Richard chose not to surrender herself and to remain in the United States. Official sources suggest that Richard’s leaving her employer six months after her arrival in the U.S. is highly suspicious.
The Indian embassy says it urged Washington to resolve the matter sensitively. They suggested that because the case against Richard had been brought to America’s attention by the Indian Government, and that the status of the deputy consul general was diplomatic, the U.S. government should allow the matter to be handled by India with U.S. cooperation.
The events leading up to the arrest of Dr. Devyani Khobragade are complex. Charges of fraudulent diplomatic filings are taken very seriously by the U.S. State Department. The manner of her arrest, however, considering the Indian government’s stated attempts to resolve the matter before it escalated into a major incident may seem like a snub to the ally nation. The additional considerations of the allegations, and Dr. Khobragade’s diplomatic status, as they are currently being reported in the news media, has many officials in India highly offended. How this affects U.S.-India international relations may be determined by the final outcome of this highly criticized arrest.
As it stands now, U.S. diplomats are already being denied meetings with Indian congressional party members. Reuters reports that Narendra Modi, the candidate for India’s prime ministerial office for the opposition Bharatiya Janata Party as well as Rahul Gandhi, the Nehru-Gandhi family’s scion that leads the ruling Congress party, both declined any meeting with a recent U.S. delegation.
One thing seems clear, though. Both India and the United States, are taking firm positions on the arrest. Tensions are high as India begins to take what it calls “the next steps” necessary to resolve the matter as quickly as possible, while the U.S. stands firmly in defense of its public arrest, strip searching, and incarceration of a foreign official residing in New York City.
The ultimate fate of the deputy consul general of New York, the resulting international consequences of her alleged actions, and the final response by India’s government will be closely watched by the international community.

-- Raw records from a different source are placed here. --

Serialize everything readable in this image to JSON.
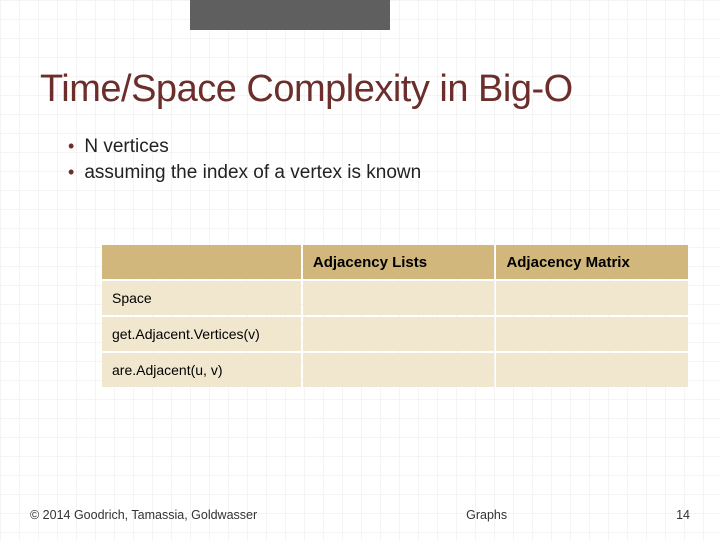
{
  "slide": {
    "title": "Time/Space Complexity in Big-O",
    "bullets": [
      "N vertices",
      "assuming the index of a vertex is known"
    ]
  },
  "table": {
    "headers": [
      "",
      "Adjacency Lists",
      "Adjacency Matrix"
    ],
    "rows": [
      {
        "label": "Space",
        "c1": "",
        "c2": ""
      },
      {
        "label": "get.Adjacent.Vertices(v)",
        "c1": "",
        "c2": ""
      },
      {
        "label": "are.Adjacent(u, v)",
        "c1": "",
        "c2": ""
      }
    ]
  },
  "footer": {
    "copyright": "© 2014 Goodrich, Tamassia, Goldwasser",
    "center": "Graphs",
    "page": "14"
  }
}
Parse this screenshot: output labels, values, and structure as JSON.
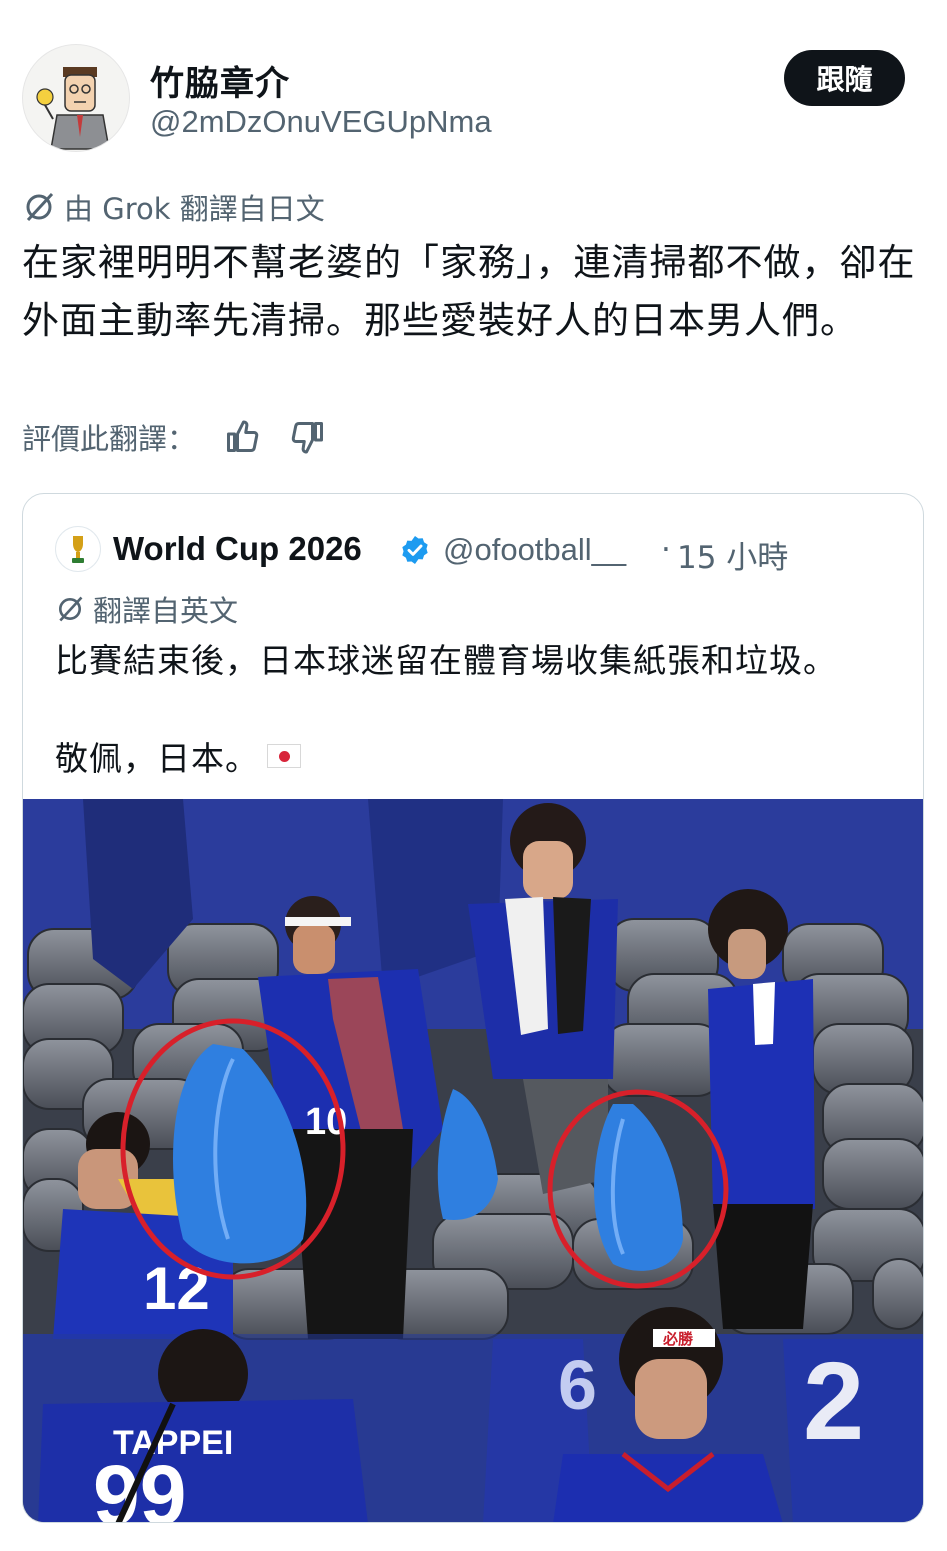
{
  "author": {
    "display_name": "竹脇章介",
    "handle": "@2mDzOnuVEGUpNma"
  },
  "follow_label": "跟隨",
  "translation_note": "由 Grok 翻譯自日文",
  "tweet_text": "在家裡明明不幫老婆的「家務」，連清掃都不做，卻在外面主動率先清掃。那些愛裝好人的日本男人們。",
  "rate_label": "評價此翻譯：",
  "quote": {
    "name": "World Cup 2026",
    "handle": "@ofootball__",
    "dot": "·",
    "time": "15 小時",
    "translate_label": "翻譯自英文",
    "text_line1": "比賽結束後，日本球迷留在體育場收集紙張和垃圾。",
    "text_line2": "敬佩，日本。"
  },
  "photo": {
    "jersey_numbers": [
      "10",
      "12",
      "TAPPEI",
      "99",
      "6",
      "2"
    ],
    "headband_text": "必勝",
    "circle_color": "#d8202a",
    "bag_color": "#2f7fe0"
  },
  "colors": {
    "accent": "#1d9bf0",
    "muted": "#536471",
    "follow_bg": "#0f1419"
  }
}
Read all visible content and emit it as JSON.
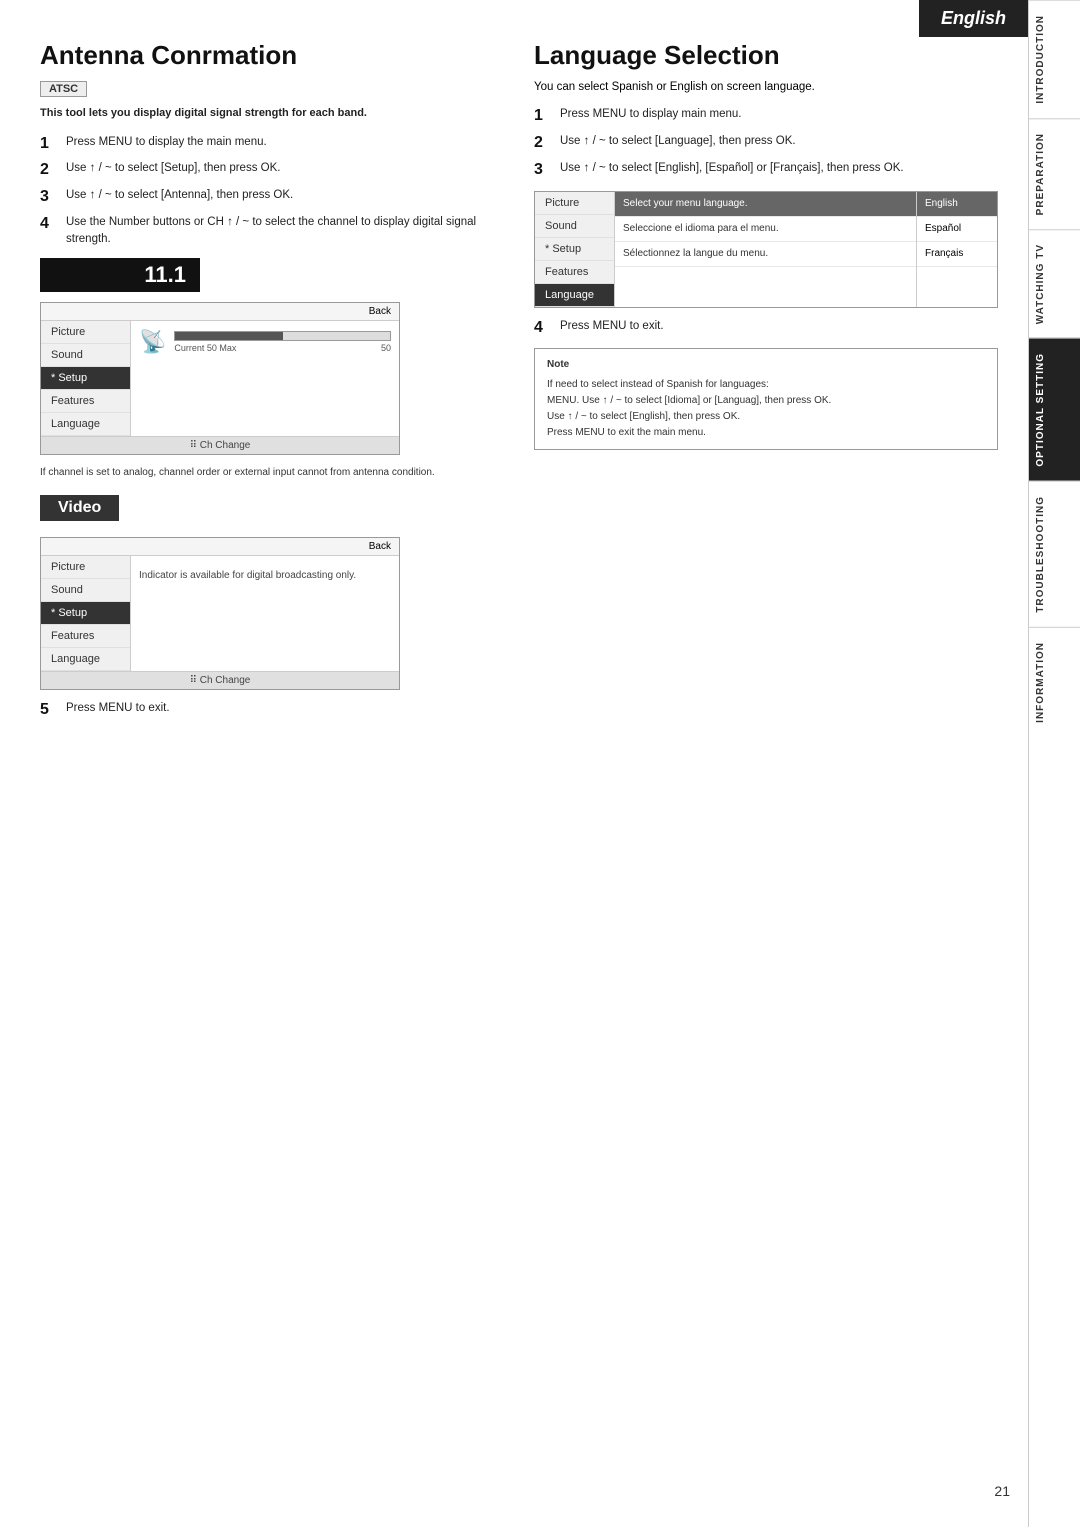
{
  "page": {
    "number": "21",
    "language_badge": "English"
  },
  "sidebar": {
    "tabs": [
      {
        "id": "introduction",
        "label": "INTRODUCTION",
        "active": false
      },
      {
        "id": "preparation",
        "label": "PREPARATION",
        "active": false
      },
      {
        "id": "watching-tv",
        "label": "WATCHING TV",
        "active": false
      },
      {
        "id": "optional-setting",
        "label": "OPTIONAL SETTING",
        "active": true
      },
      {
        "id": "troubleshooting",
        "label": "TROUBLESHOOTING",
        "active": false
      },
      {
        "id": "information",
        "label": "INFORMATION",
        "active": false
      }
    ]
  },
  "antenna_section": {
    "title": "Antenna Conrmation",
    "badge": "ATSC",
    "subtitle": "This tool lets you display digital signal strength for each band.",
    "steps": [
      {
        "num": "1",
        "text": "Press MENU to display the main menu."
      },
      {
        "num": "2",
        "text": "Use ↑ / ~ to select [Setup], then press OK."
      },
      {
        "num": "3",
        "text": "Use ↑ / ~ to select [Antenna], then press OK."
      },
      {
        "num": "4",
        "text": "Use the Number buttons or CH ↑ / ~ to select the channel to display digital signal strength."
      }
    ],
    "channel_display": "11.1",
    "menu1": {
      "items": [
        "Picture",
        "Sound",
        "* Setup",
        "Features",
        "Language"
      ],
      "selected": "* Setup",
      "back_label": "Back",
      "footer": "Ch Change",
      "signal_label": "Current 50 Max",
      "signal_value": "50"
    },
    "note_text": "If channel is set to analog, channel order or external input cannot from antenna condition.",
    "video_label": "Video",
    "menu2": {
      "items": [
        "Picture",
        "Sound",
        "* Setup",
        "Features",
        "Language"
      ],
      "selected": "* Setup",
      "back_label": "Back",
      "footer": "Ch Change",
      "digital_note": "Indicator is available for digital broadcasting only."
    },
    "step5": {
      "num": "5",
      "text": "Press MENU to exit."
    }
  },
  "language_section": {
    "title": "Language Selection",
    "intro": "You can select Spanish or English on screen language.",
    "steps": [
      {
        "num": "1",
        "text": "Press MENU to display main menu."
      },
      {
        "num": "2",
        "text": "Use ↑ / ~ to select [Language], then press OK."
      },
      {
        "num": "3",
        "text": "Use ↑ / ~ to select [English], [Español] or [Français], then press OK."
      }
    ],
    "menu": {
      "items": [
        "Picture",
        "Sound",
        "* Setup",
        "Features",
        "Language"
      ],
      "selected": "Language",
      "options": [
        {
          "label": "Select your menu language.",
          "value": "English",
          "highlighted": true
        },
        {
          "label": "Seleccione el idioma para el menu.",
          "value": "Español"
        },
        {
          "label": "Sélectionnez la langue du menu.",
          "value": "Français"
        }
      ]
    },
    "step4": {
      "num": "4",
      "text": "Press MENU to exit."
    },
    "note": {
      "title": "Note",
      "lines": [
        "If need to select instead of Spanish for languages:",
        "MENU. Use ↑ / ~ to select [Idioma] or [Languag], then press OK.",
        "Use ↑ / ~ to select [English], then press OK.",
        "Press MENU to exit the main menu."
      ]
    }
  }
}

As details emerge, the world will wait to see if they answer any of the lingering questions surrounding this case. Why the U.S. State Department took action on the diplomat from India for what appears to be a domestic wage dispute has many wondering if there isn’t more to the story.
By Matt Darjany